The Iliad and Odyssey of Homer
(2 for 1 special) Though the authorship is disputed, the place of these two epics in the man canon is not. Roughly based around the events of the Trojan War, these poems are likely a great collection of common Greek folklore surrounding the events in those days of fierce political turmoil. It is rumored that there were 10 epics in all, and 8 were lost over time. This may be a blessing in disguise, because, if they were around, you would never get to the rest of this list.
Catch-22 by Joseph Heller
The logic here is simple: any book which has the influence to have coined terminology commonly used in our society for decades on end should be perused based solely on principle. Nothing is worse than a man being caught using language of which he is unfamiliar with its proper meaning or origin. Also, it is a great book.
Walden by Henry David Thoreau
A bit of isolation never hurt any man. Thoreau spent two years, two months and two days writing this book in Walden, a cabin tucked deep in the woods near Concord, Massachusetts. This work of non-fiction describes the changing of the seasons over the course of a year and was intended to give the author an escape from society in order to achieve a more objective point of view. A real man would take this sabbatical himself, but the book should suffice for those of you who are employed.
Lord of the Flies by William Golding
Primal instincts. With only the most basic of needs to consider, human nature takes a different approach. A fictional study of the struggle for power and the unspeakable things that man (or child) will do when taken outside the order of civilization.
The Master and Margarita by by Mikhail Bulgakov
There is nothing more manly than a bout with the Devil. An entertaining commentary on the atheistic social bureaucracy in Moscow in the 1930’s wherein Lucifer himself pays the town a visit to make light of their skepticism regarding the spiritual realm.
“As a result he decided to abandon the main thoroughfares and make his way through the side streets and back alleys where people were less nosy, and there was less chance that a barefoot man would be pestered about long johns that stubbornly refused to look like trousers.”
Bluebeard by Kurt Vonnegut
Written as the autobiography of Rabo Karabekian, of course with Vonnegut’s own war experiences drawn upon as inspiration to the aging artist who narrates his own story. It is a hilarious take on abstract art, and takes jabs at both the inflated self-importance of the artist and the people who simply refuse to look beneath the surface.
“My soul knows my meat is doing bad things, and is embarrassed. But my meat just keeps right on doing bad, dumb things.”
Atlas Shrugged by Ayn Rand
Exploring the “virtue” of living for ourselves, this monster of a book (1,084 pages in my version) is certainly worth plowing through as it is simply a great story. The fundamental concept is that our world falls apart when individuals stop seeking their own satisfaction through personal achievement and feel a sense of entitlement to the accomplishments and work of others. This book challenges us on many levels…you may find it conflicting with your value of other people, her treatment of God, or any other beliefs you already hold.

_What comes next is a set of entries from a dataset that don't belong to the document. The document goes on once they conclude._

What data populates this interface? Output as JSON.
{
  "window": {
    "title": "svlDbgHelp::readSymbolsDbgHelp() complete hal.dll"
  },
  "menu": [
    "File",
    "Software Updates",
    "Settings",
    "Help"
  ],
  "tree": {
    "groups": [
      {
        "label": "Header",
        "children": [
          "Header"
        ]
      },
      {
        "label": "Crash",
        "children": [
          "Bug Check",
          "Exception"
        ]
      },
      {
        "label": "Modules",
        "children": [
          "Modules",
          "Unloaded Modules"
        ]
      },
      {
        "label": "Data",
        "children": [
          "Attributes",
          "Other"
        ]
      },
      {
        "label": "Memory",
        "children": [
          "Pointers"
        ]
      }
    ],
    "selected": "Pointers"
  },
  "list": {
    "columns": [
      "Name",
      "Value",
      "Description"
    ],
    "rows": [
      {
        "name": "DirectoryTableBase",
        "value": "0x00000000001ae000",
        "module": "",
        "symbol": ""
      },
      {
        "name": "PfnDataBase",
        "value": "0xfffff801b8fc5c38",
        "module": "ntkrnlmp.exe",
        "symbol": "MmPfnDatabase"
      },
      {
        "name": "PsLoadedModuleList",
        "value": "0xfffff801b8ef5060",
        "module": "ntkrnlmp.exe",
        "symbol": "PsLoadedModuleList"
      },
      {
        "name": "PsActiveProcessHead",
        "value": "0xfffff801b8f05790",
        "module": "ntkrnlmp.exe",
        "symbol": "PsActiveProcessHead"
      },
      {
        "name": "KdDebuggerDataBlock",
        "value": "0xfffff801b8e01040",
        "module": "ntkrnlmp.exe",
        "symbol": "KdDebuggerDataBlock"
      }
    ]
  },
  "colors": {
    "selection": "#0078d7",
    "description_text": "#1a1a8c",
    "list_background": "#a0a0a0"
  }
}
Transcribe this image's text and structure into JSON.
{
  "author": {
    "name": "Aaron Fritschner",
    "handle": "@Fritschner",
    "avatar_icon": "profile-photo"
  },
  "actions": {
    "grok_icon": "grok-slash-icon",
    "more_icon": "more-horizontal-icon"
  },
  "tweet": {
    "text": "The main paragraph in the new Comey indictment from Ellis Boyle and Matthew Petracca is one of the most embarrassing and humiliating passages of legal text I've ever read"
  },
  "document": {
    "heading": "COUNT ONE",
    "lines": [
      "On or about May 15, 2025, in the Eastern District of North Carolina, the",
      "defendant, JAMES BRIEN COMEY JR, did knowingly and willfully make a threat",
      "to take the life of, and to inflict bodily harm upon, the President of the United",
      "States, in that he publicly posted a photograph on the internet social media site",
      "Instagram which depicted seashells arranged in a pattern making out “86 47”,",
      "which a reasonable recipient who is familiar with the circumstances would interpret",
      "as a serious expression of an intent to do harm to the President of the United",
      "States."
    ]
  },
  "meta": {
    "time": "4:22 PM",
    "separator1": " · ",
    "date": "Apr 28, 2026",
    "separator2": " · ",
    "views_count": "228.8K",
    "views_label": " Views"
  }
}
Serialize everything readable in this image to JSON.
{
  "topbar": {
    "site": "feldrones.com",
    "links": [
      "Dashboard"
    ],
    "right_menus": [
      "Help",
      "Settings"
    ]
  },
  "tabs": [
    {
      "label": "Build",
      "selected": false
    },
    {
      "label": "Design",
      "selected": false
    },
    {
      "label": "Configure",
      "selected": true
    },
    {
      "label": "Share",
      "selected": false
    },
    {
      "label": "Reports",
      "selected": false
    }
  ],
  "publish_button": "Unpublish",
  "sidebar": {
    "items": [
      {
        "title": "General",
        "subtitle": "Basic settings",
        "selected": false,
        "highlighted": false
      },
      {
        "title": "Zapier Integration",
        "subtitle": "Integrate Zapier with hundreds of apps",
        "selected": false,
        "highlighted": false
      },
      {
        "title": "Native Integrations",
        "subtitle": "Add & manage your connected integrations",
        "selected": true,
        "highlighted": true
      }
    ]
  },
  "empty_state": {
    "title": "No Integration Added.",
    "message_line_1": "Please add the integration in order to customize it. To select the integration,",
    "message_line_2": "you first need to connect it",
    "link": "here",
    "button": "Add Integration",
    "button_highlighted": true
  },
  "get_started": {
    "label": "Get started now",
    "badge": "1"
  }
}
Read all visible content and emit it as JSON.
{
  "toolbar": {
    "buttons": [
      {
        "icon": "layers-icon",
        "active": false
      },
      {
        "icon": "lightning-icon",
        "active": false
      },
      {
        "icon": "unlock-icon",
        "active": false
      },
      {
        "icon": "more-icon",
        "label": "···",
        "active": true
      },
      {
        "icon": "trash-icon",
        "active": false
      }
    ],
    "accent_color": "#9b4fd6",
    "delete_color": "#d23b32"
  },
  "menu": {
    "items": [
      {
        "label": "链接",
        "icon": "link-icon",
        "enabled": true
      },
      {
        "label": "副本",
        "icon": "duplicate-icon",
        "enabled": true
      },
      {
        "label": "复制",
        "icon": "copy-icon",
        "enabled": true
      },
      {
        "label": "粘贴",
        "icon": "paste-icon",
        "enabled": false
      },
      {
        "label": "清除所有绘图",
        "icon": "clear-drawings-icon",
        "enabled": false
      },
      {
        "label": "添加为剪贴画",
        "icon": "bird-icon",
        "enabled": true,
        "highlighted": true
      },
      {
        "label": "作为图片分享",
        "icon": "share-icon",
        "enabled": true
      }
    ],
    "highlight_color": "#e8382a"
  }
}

Yet, who can argue with “The most depraved type of human being … (is) the man without a purpose.”
The Metamorphosis by Franz Kafka
As Gregor Samsa awoke one morning from uneasy dreams he found himself transformed in his bed into a monstrous vermin.
None of us want this to happen. Well, most of us don’t. Kafka employed terms from law and politics, and was always concerned about some vague, oppressive bureaucracy that sought his ruin, though seeming cool and detached. We can take something from the very approach of Kafka to his work and find a balance between reading too much meaning into an event and, on the contrary, caring too little and being completely disillusioned.